Athleticism represents a gnomes physical prowess.  The typical gnome can lift around five to seven times their own body and move at about forty body lengths a second.  So compared to humans gnomes are extremely athletic for their size.  While they can’t ever hope to lift a human or outrun a cheetah it’s not a question of capability but relativity of size.  A gnome the size of a human would mop the floor of any gold medalist in track and field.  That being said a group of gnomes or even a single gnome can take on creatures much bigger then themselves when necessary.   Athleticism is the dice rolled whenever a Gnome is actually physically challenged either through combat or physical exertion.

Cleverness represents a gnomes problem solving capability and knowledge base.  While it’s easy to say that a Dweller gnome with access to human books and the ability to read human language is smarter then a Wild Gnome without access to either they can both be equally clever in their own ways.  Gnomes tend to think extremely quick thoughts compared to humans as a result of their drastically different metabolisms and short lives.  As such compared to a human a gnome might seem very quick witted.

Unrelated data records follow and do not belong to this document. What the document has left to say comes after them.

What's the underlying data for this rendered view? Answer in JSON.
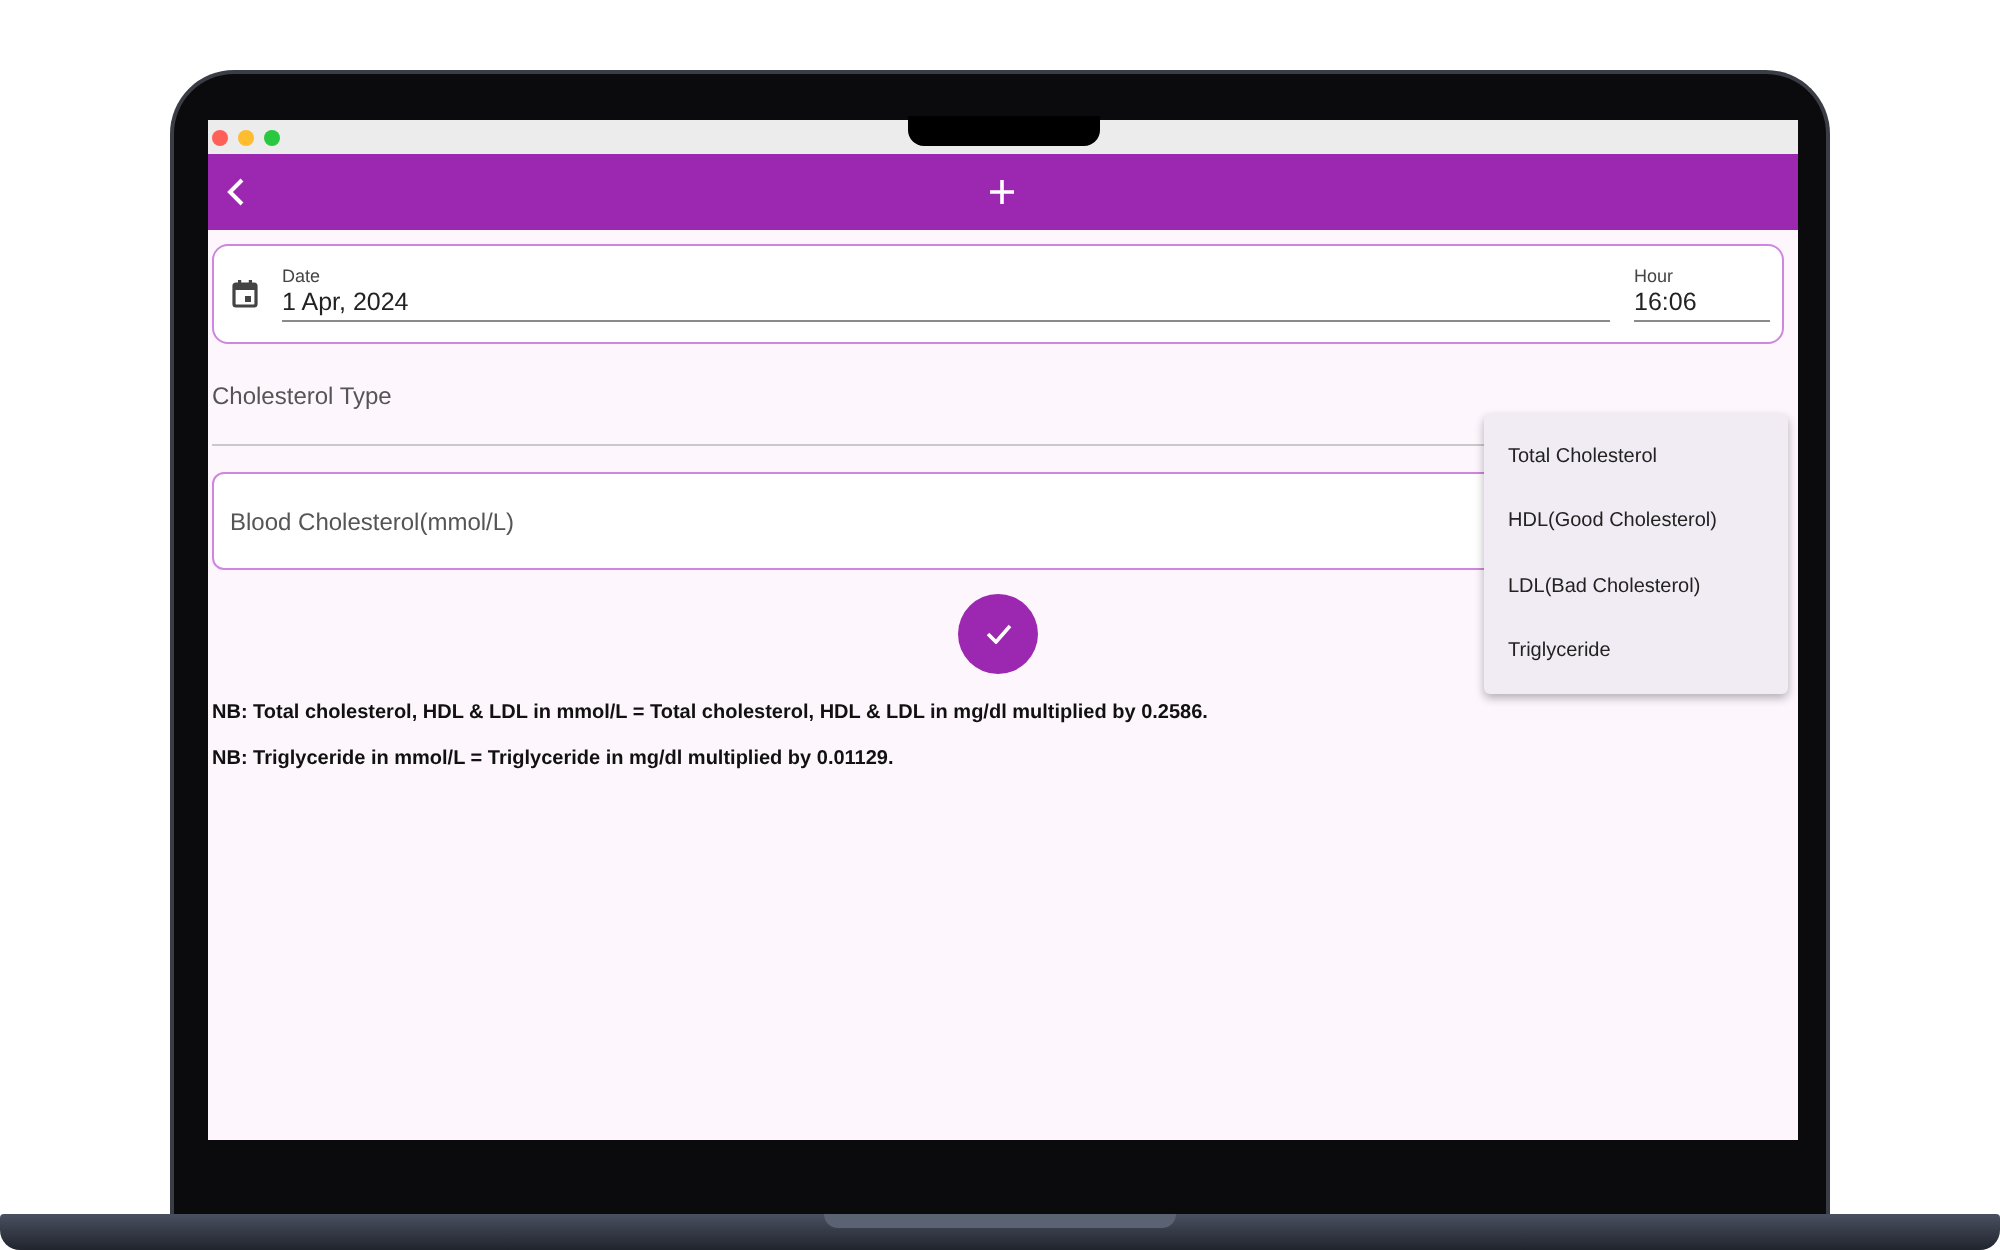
{
  "date_field": {
    "label": "Date",
    "value": "1 Apr, 2024"
  },
  "hour_field": {
    "label": "Hour",
    "value": "16:06"
  },
  "cholesterol_type": {
    "placeholder": "Cholesterol Type",
    "expanded": true,
    "menu": [
      {
        "label": "Total Cholesterol"
      },
      {
        "label": "HDL(Good Cholesterol)"
      },
      {
        "label": "LDL(Bad Cholesterol)"
      },
      {
        "label": "Triglyceride"
      }
    ]
  },
  "blood_cholesterol": {
    "placeholder": "Blood Cholesterol(mmol/L)"
  },
  "notes": [
    "NB: Total cholesterol, HDL & LDL in mmol/L = Total cholesterol, HDL & LDL in mg/dl multiplied by 0.2586.",
    "NB: Triglyceride in mmol/L = Triglyceride in mg/dl multiplied by 0.01129."
  ]
}
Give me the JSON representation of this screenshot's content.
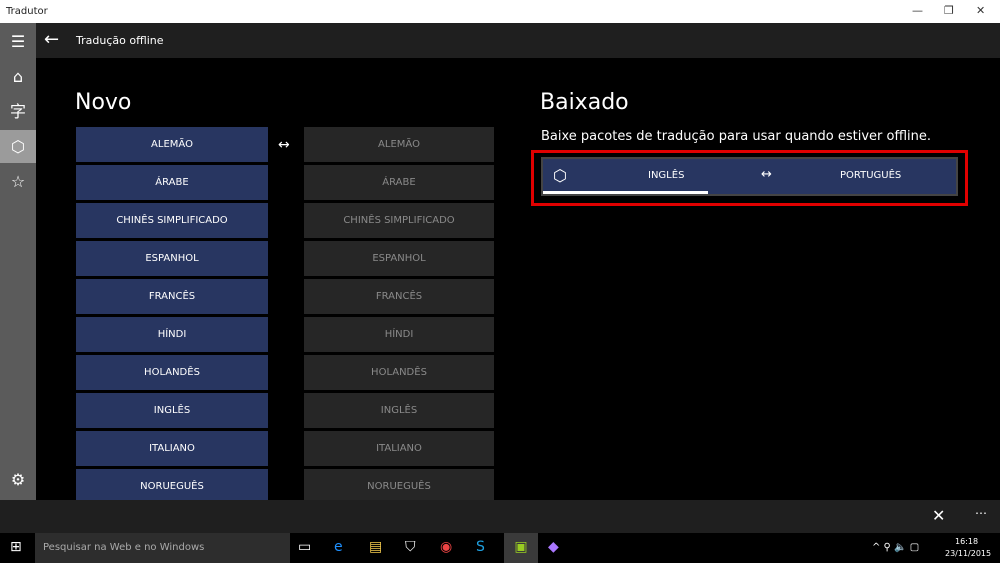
{
  "window": {
    "title": "Tradutor"
  },
  "header": {
    "title": "Tradução offline"
  },
  "novo": {
    "heading": "Novo",
    "swap": "↔",
    "left": [
      "ALEMÃO",
      "ÁRABE",
      "CHINÊS SIMPLIFICADO",
      "ESPANHOL",
      "FRANCÊS",
      "HÍNDI",
      "HOLANDÊS",
      "INGLÊS",
      "ITALIANO",
      "NORUEGUÊS"
    ],
    "right": [
      "ALEMÃO",
      "ÁRABE",
      "CHINÊS SIMPLIFICADO",
      "ESPANHOL",
      "FRANCÊS",
      "HÍNDI",
      "HOLANDÊS",
      "INGLÊS",
      "ITALIANO",
      "NORUEGUÊS"
    ]
  },
  "baixado": {
    "heading": "Baixado",
    "description": "Baixe pacotes de tradução para usar quando estiver offline.",
    "package": {
      "from": "INGLÊS",
      "swap": "↔",
      "to": "PORTUGUÊS",
      "progress": 0.4
    }
  },
  "taskbar": {
    "search_placeholder": "Pesquisar na Web e no Windows",
    "time": "16:18",
    "date": "23/11/2015"
  },
  "colors": {
    "accent": "#283661",
    "highlight": "#e00000"
  }
}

Toughness represents a gnomes physical fortitude and ability to handle tough situations.  Gnomes are by nature very tough nuts to crack.  Their stout bodies and sometimes cheery look hides thick cords of muscle and flexible, tough cartilage (gnomes do not have a true skeleton). Toughness also represents a gnomes psychological and mental fortitude.  Life is tough when it seems like the world considers you an interesting curiosity to capture and study or chew and digest.  It’s easy to think that some gnomes are quite depressed and suicide a constant.  However gnomes are nothing else if not stubborn and willing to press on in even the most hopeless situations.  Toughness is the roll that comes up when a gnome faces a dire physical or mental challenge that can cause them harm.  So far I haven’t really figured out yet how I want to derive damage (mental and physical) from these stats though I think some Combination of Toughness + Another attribute to build a sort of HP base (Mental, Physical, Emotional) or perhaps a death spiral system based on this combination.  We’ll see.  Opinions are welcome here.

Shrewdness represents a characters instinctual ability or natural caution.  Shrewd gnomes can sense storms by the sweat in their palms, feel food in the way local birds are circling above, or no that humans are close by the shaking in the ground.  Shrewd gnomes are natural survivors and can sense things in another gnomes speech that gives way motives and treachery the other gnome might think that they’re hiding.  Shrewdness is the attribute rolled when instinct, common sense, and wisdom will reveal things to the gnome that his cleverness might keep hidden.